**TASK DETAILS**
Throughout the material below, count each line in which the word "this" appears, then reply with the count only.
■ ■ ■
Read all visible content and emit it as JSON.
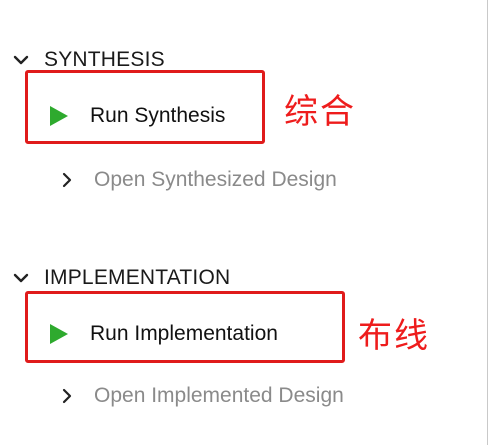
{
  "sections": {
    "synthesis": {
      "header": "SYNTHESIS",
      "run_label": "Run Synthesis",
      "open_label": "Open Synthesized Design",
      "annotation": "综合"
    },
    "implementation": {
      "header": "IMPLEMENTATION",
      "run_label": "Run Implementation",
      "open_label": "Open Implemented Design",
      "annotation": "布线"
    }
  },
  "colors": {
    "run_icon": "#2eaa2e",
    "highlight": "#e01b1b",
    "annotation_text": "#ee1c1c",
    "disabled_text": "#8a8a8a"
  },
  "icons": {
    "section_toggle": "chevron-down-icon",
    "run": "play-icon",
    "open": "chevron-right-icon"
  }
}
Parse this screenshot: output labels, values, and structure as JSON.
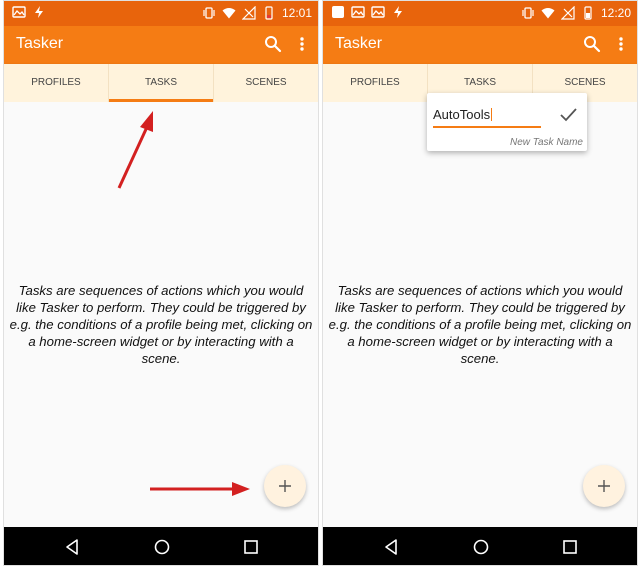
{
  "screens": [
    {
      "statusbar": {
        "time": "12:01"
      },
      "appbar": {
        "title": "Tasker"
      },
      "tabs": [
        {
          "label": "PROFILES",
          "active": false
        },
        {
          "label": "TASKS",
          "active": true
        },
        {
          "label": "SCENES",
          "active": false
        }
      ],
      "empty_message": "Tasks are sequences of actions which you would like Tasker to perform. They could be triggered by e.g. the conditions of a profile being met, clicking on a home-screen widget or by interacting with a scene.",
      "fab": {
        "icon": "plus-icon"
      },
      "annotations": [
        "red-arrow-to-tasks-tab",
        "red-arrow-to-add-button"
      ]
    },
    {
      "statusbar": {
        "time": "12:20"
      },
      "appbar": {
        "title": "Tasker"
      },
      "tabs": [
        {
          "label": "PROFILES",
          "active": false
        },
        {
          "label": "TASKS",
          "active": false
        },
        {
          "label": "SCENES",
          "active": false
        }
      ],
      "dialog": {
        "input_value": "AutoTools",
        "hint": "New Task Name",
        "confirm_icon": "check-icon"
      },
      "empty_message": "Tasks are sequences of actions which you would like Tasker to perform. They could be triggered by e.g. the conditions of a profile being met, clicking on a home-screen widget or by interacting with a scene.",
      "fab": {
        "icon": "plus-icon"
      }
    }
  ],
  "colors": {
    "statusbar": "#e8640c",
    "appbar": "#f57c14",
    "tabbar": "#fff3dc",
    "accent": "#f57c14",
    "annotation_arrow": "#d32020"
  }
}
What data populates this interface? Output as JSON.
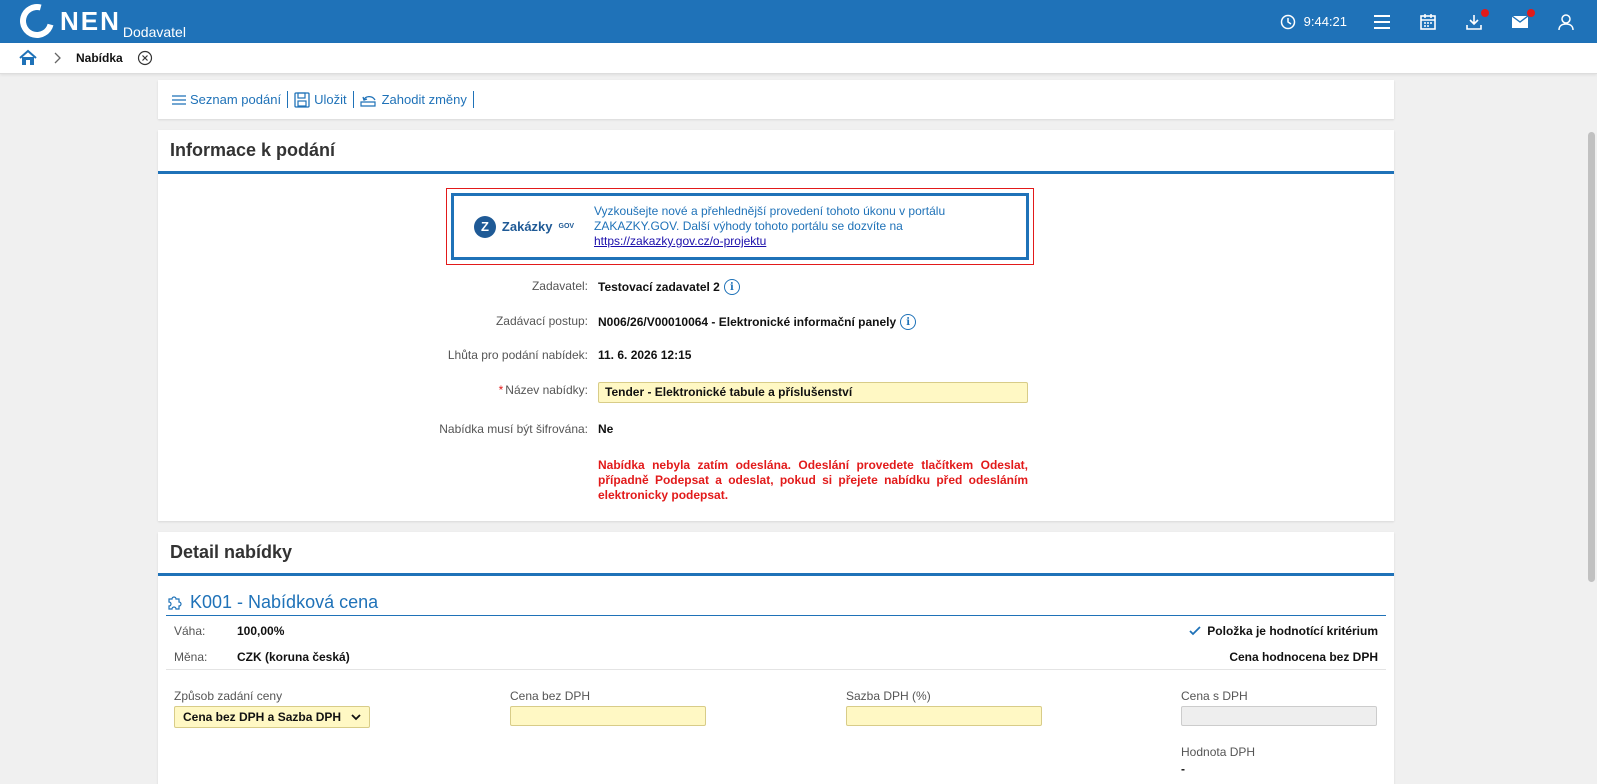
{
  "app": {
    "logo": "NEN",
    "role": "Dodavatel",
    "time": "9:44:21"
  },
  "breadcrumb": {
    "title": "Nabídka"
  },
  "toolbar": {
    "list": "Seznam podání",
    "save": "Uložit",
    "discard": "Zahodit změny"
  },
  "info": {
    "heading": "Informace k podání",
    "banner": {
      "brand": "Zakázky",
      "brand_sup": "GOV",
      "text": "Vyzkoušejte nové a přehlednější provedení tohoto úkonu v portálu ZAKAZKY.GOV. Další výhody tohoto portálu se dozvíte na",
      "link": "https://zakazky.gov.cz/o-projektu"
    },
    "fields": {
      "zadavatel_label": "Zadavatel:",
      "zadavatel_value": "Testovací zadavatel 2",
      "postup_label": "Zadávací postup:",
      "postup_value": "N006/26/V00010064 - Elektronické informační panely",
      "lhuta_label": "Lhůta pro podání nabídek:",
      "lhuta_value": "11. 6. 2026 12:15",
      "nazev_label": "Název nabídky:",
      "nazev_value": "Tender - Elektronické tabule a příslušenství",
      "sifrovana_label": "Nabídka musí být šifrována:",
      "sifrovana_value": "Ne"
    },
    "warning": "Nabídka nebyla zatím odeslána. Odeslání provedete tlačítkem Odeslat, případně Podepsat a odeslat, pokud si přejete nabídku před odesláním elektronicky podepsat."
  },
  "detail": {
    "heading": "Detail nabídky",
    "criterion_title": "K001 - Nabídková cena",
    "vaha_label": "Váha:",
    "vaha_value": "100,00%",
    "mena_label": "Měna:",
    "mena_value": "CZK (koruna česká)",
    "hodnotici": "Položka je hodnotící kritérium",
    "bez_dph": "Cena hodnocena bez DPH",
    "zpusob_label": "Způsob zadání ceny",
    "zpusob_value": "Cena bez DPH a Sazba DPH",
    "cena_bez_label": "Cena bez DPH",
    "sazba_label": "Sazba DPH (%)",
    "cena_s_label": "Cena s DPH",
    "hodnota_label": "Hodnota DPH",
    "hodnota_value": "-"
  },
  "colors": {
    "brand": "#1f72b8",
    "warning": "#e21a1a",
    "input_bg": "#fff8c4"
  }
}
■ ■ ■
**EXERCISE RESPONSE**
2